    13. "When I was doing online dating, I would straight-up ask dudes to see their ID when we met. I'd snap a pic of it and text it to my sister right then and there, along with my location and plans for the night. I'd tell her if she doesn't hear from me by X time with a certain code that had been agreed upon before, then she needs to call 911 and give the police all the info I had just sent her."

    peanutt801

    Tom Werner / Getty Images

    14. "I was raped once, sexually assaulted a number of times, and virulently sexually assaulted by a boss. I always make sure I do the majority of my work and errands in the daytime. I work out at night, but my gym offers escort service to your car. I text a friend when I get home, and I always know my surroundings. I walk in lit areas and away from men. I still suffer from PTSD, but it’s getting better."

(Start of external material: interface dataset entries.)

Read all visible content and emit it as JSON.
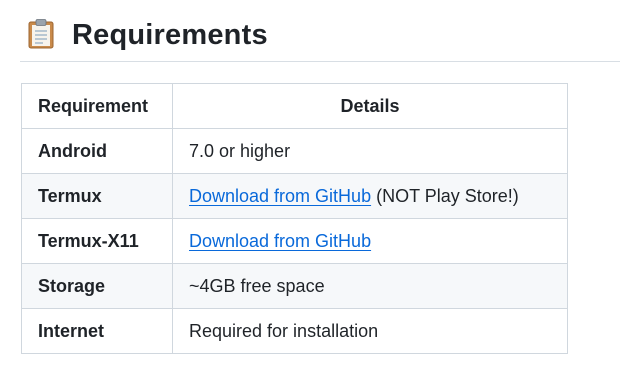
{
  "heading": {
    "icon": "clipboard-icon",
    "title": "Requirements"
  },
  "table": {
    "headers": [
      "Requirement",
      "Details"
    ],
    "rows": [
      {
        "requirement": "Android",
        "details": "7.0 or higher"
      },
      {
        "requirement": "Termux",
        "link": "Download from GitHub",
        "details": "(NOT Play Store!)"
      },
      {
        "requirement": "Termux-X11",
        "link": "Download from GitHub"
      },
      {
        "requirement": "Storage",
        "details": "~4GB free space"
      },
      {
        "requirement": "Internet",
        "details": "Required for installation"
      }
    ]
  },
  "colors": {
    "text": "#1f2328",
    "link": "#0969da",
    "border": "#d0d7de",
    "row_alt": "#f6f8fa"
  }
}
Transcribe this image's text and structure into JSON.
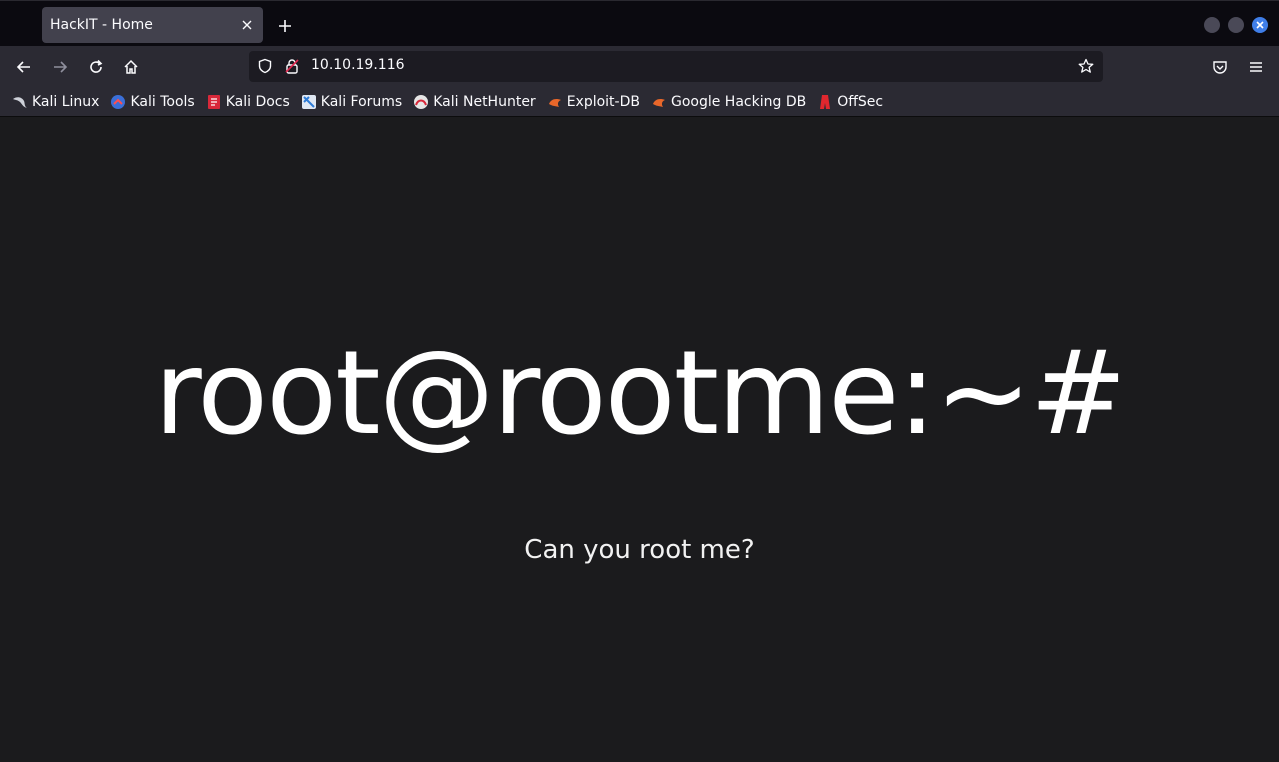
{
  "browser": {
    "tab": {
      "title": "HackIT - Home"
    },
    "url": "10.10.19.116",
    "bookmarks": [
      {
        "label": "Kali Linux",
        "icon": "kali-dragon-icon"
      },
      {
        "label": "Kali Tools",
        "icon": "kali-tools-icon"
      },
      {
        "label": "Kali Docs",
        "icon": "kali-docs-icon"
      },
      {
        "label": "Kali Forums",
        "icon": "kali-forums-icon"
      },
      {
        "label": "Kali NetHunter",
        "icon": "nethunter-icon"
      },
      {
        "label": "Exploit-DB",
        "icon": "exploit-db-icon"
      },
      {
        "label": "Google Hacking DB",
        "icon": "ghdb-icon"
      },
      {
        "label": "OffSec",
        "icon": "offsec-icon"
      }
    ]
  },
  "page": {
    "heading": "root@rootme:~#",
    "subheading": "Can you root me?"
  },
  "colors": {
    "tab_strip": "#0b0a10",
    "toolbar": "#2b2a33",
    "active_tab": "#42414d",
    "page_bg": "#1b1b1d",
    "close_button": "#3f7ee8"
  }
}
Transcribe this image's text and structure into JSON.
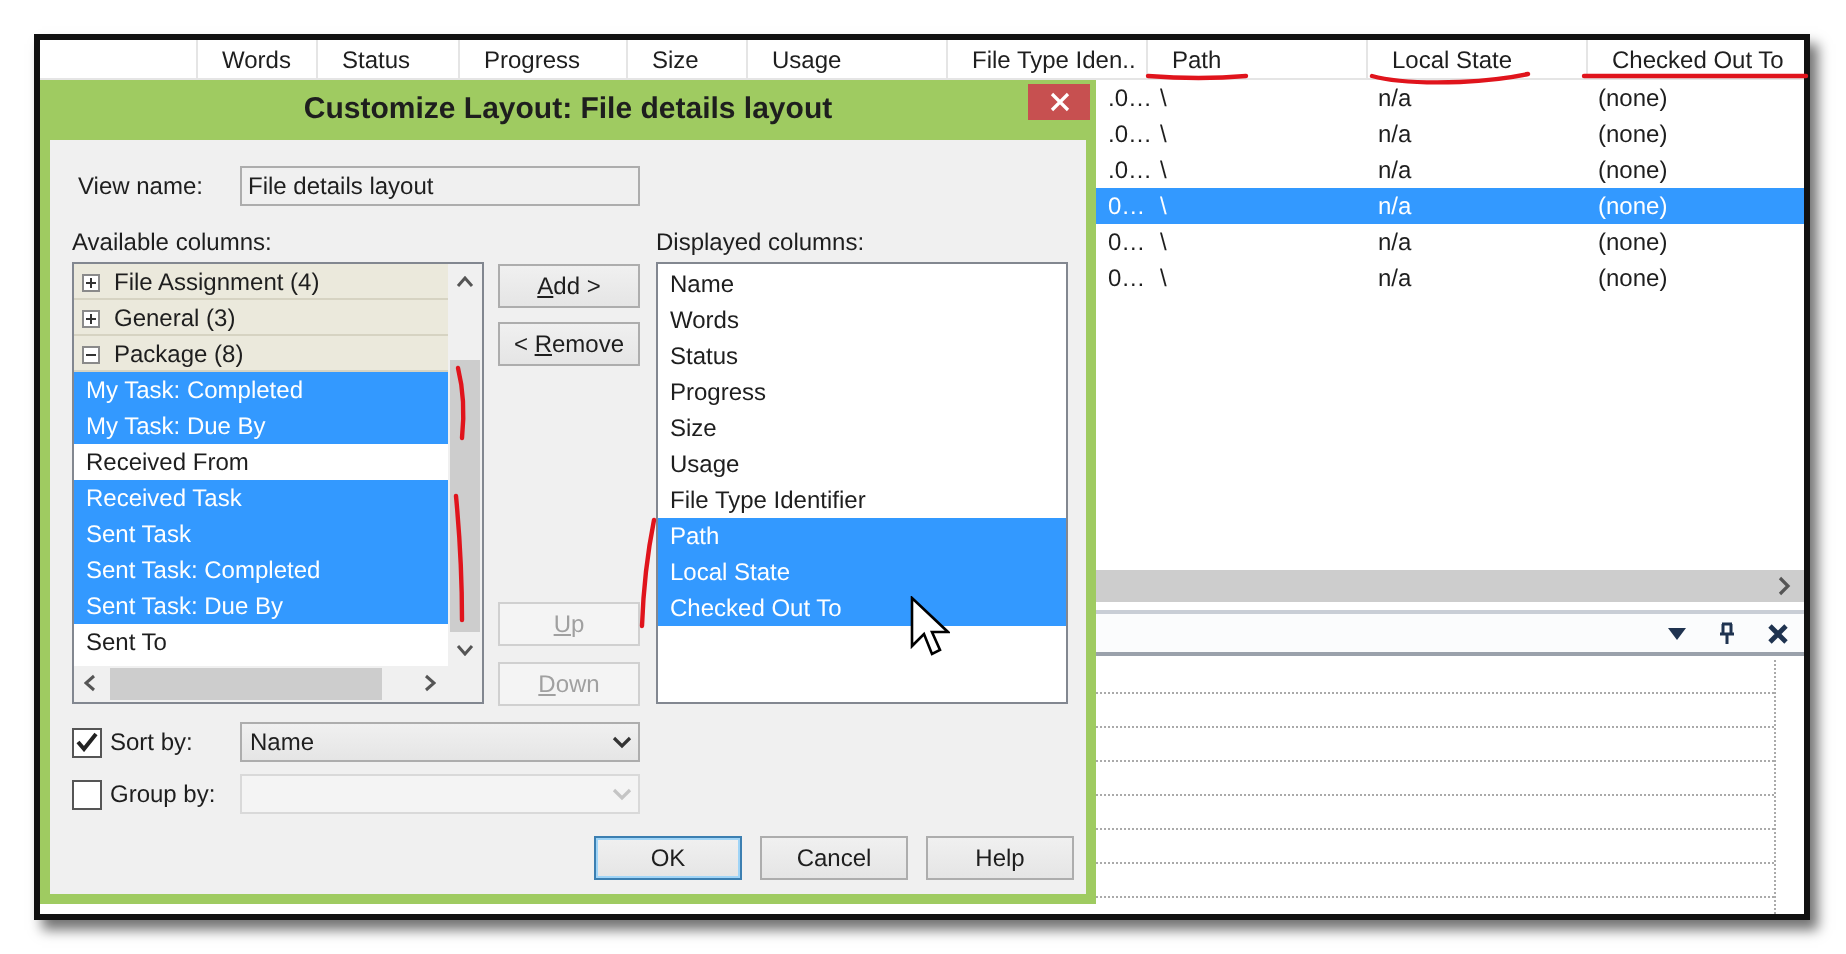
{
  "app": {
    "columns": [
      "Words",
      "Status",
      "Progress",
      "Size",
      "Usage",
      "File Type Iden..",
      "Path",
      "Local State",
      "Checked Out To"
    ],
    "rows": [
      {
        "file_type": ".0…",
        "path": "\\",
        "local_state": "n/a",
        "checked_out_to": "(none)",
        "selected": false
      },
      {
        "file_type": ".0…",
        "path": "\\",
        "local_state": "n/a",
        "checked_out_to": "(none)",
        "selected": false
      },
      {
        "file_type": ".0…",
        "path": "\\",
        "local_state": "n/a",
        "checked_out_to": "(none)",
        "selected": false
      },
      {
        "file_type": "0…",
        "path": "\\",
        "local_state": "n/a",
        "checked_out_to": "(none)",
        "selected": true
      },
      {
        "file_type": "0…",
        "path": "\\",
        "local_state": "n/a",
        "checked_out_to": "(none)",
        "selected": false
      },
      {
        "file_type": "0…",
        "path": "\\",
        "local_state": "n/a",
        "checked_out_to": "(none)",
        "selected": false
      }
    ]
  },
  "dialog": {
    "title": "Customize Layout: File details layout",
    "view_name": {
      "label": "View name:",
      "value": "File details layout"
    },
    "available": {
      "label": "Available columns:",
      "items": [
        {
          "kind": "group",
          "text": "File Assignment (4)",
          "expanded": false,
          "selected": false
        },
        {
          "kind": "group",
          "text": "General (3)",
          "expanded": false,
          "selected": false
        },
        {
          "kind": "group",
          "text": "Package (8)",
          "expanded": true,
          "selected": false
        },
        {
          "kind": "item",
          "text": "My Task: Completed",
          "selected": true
        },
        {
          "kind": "item",
          "text": "My Task: Due By",
          "selected": true
        },
        {
          "kind": "item",
          "text": "Received From",
          "selected": false
        },
        {
          "kind": "item",
          "text": "Received Task",
          "selected": true
        },
        {
          "kind": "item",
          "text": "Sent Task",
          "selected": true
        },
        {
          "kind": "item",
          "text": "Sent Task: Completed",
          "selected": true
        },
        {
          "kind": "item",
          "text": "Sent Task: Due By",
          "selected": true
        },
        {
          "kind": "item",
          "text": "Sent To",
          "selected": false
        }
      ]
    },
    "transfer_buttons": [
      {
        "key": "A",
        "post": "dd >",
        "disabled": false
      },
      {
        "pre": "< ",
        "key": "R",
        "post": "emove",
        "disabled": false
      }
    ],
    "move_buttons": [
      {
        "key": "U",
        "post": "p",
        "disabled": true
      },
      {
        "key": "D",
        "post": "own",
        "disabled": true
      }
    ],
    "displayed": {
      "label": "Displayed columns:",
      "items": [
        {
          "text": "Name",
          "selected": false
        },
        {
          "text": "Words",
          "selected": false
        },
        {
          "text": "Status",
          "selected": false
        },
        {
          "text": "Progress",
          "selected": false
        },
        {
          "text": "Size",
          "selected": false
        },
        {
          "text": "Usage",
          "selected": false
        },
        {
          "text": "File Type Identifier",
          "selected": false
        },
        {
          "text": "Path",
          "selected": true
        },
        {
          "text": "Local State",
          "selected": true
        },
        {
          "text": "Checked Out To",
          "selected": true
        }
      ]
    },
    "sort": {
      "label": "Sort by:",
      "checked": true,
      "value": "Name",
      "disabled": false
    },
    "group": {
      "label": "Group by:",
      "checked": false,
      "disabled": true
    },
    "footer": [
      {
        "label": "OK",
        "default": true
      },
      {
        "label": "Cancel",
        "default": false
      },
      {
        "label": "Help",
        "default": false
      }
    ]
  }
}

    audreys4a6196a57

    15. "I carry two knives — legal size, of course. One on my person at all times, except at the hospital, and one in my purse. I am a disabled woman who is by herself in a rough part of town. I can't run away, so, if I want a chance at living, I have to carry weapons."

    cr1stalfairie

    D3sign / Getty Images

    16. "I have been sexually harassed at the grocery store a million times. I was even yelled at because I wouldn't give a guy my number and no one tried to help me. So now I only go to one grocery store, where I have befriended the staff to the point where I feel safe."

    annavartan

    17. "I had a stalker about 10 years ago that would come to my workplace, so I'm pretty wary about this sort of thing. It's sadly very common for female retail workers to get stalkers, so they know what it feels like and are almost always willing and able to help. I've even had instances where we've hidden customers in the staff rooms to keep them safe."

    bunnyday

    18. Finally, "If I see a creepy guy on public transport, I either pretend to take his picture or take it for real. I make sure he sees me do it, but act like I’m being subtle and don’t want anyone to notice. I then turn on the sound of my phone and make sure the 'send' is audible. This burden is not ours to carry. I hope that we get to set it down within my lifetime."

    cperryrun

    Note: Submissions have been edited for length and clarity.

    If you or someone you know have experienced sexual assault, you can call the National Sexual Assault Hotline at 1-800-656-HOPE, which routes the caller to their nearest sexual assault service provider. You can also search your local center here.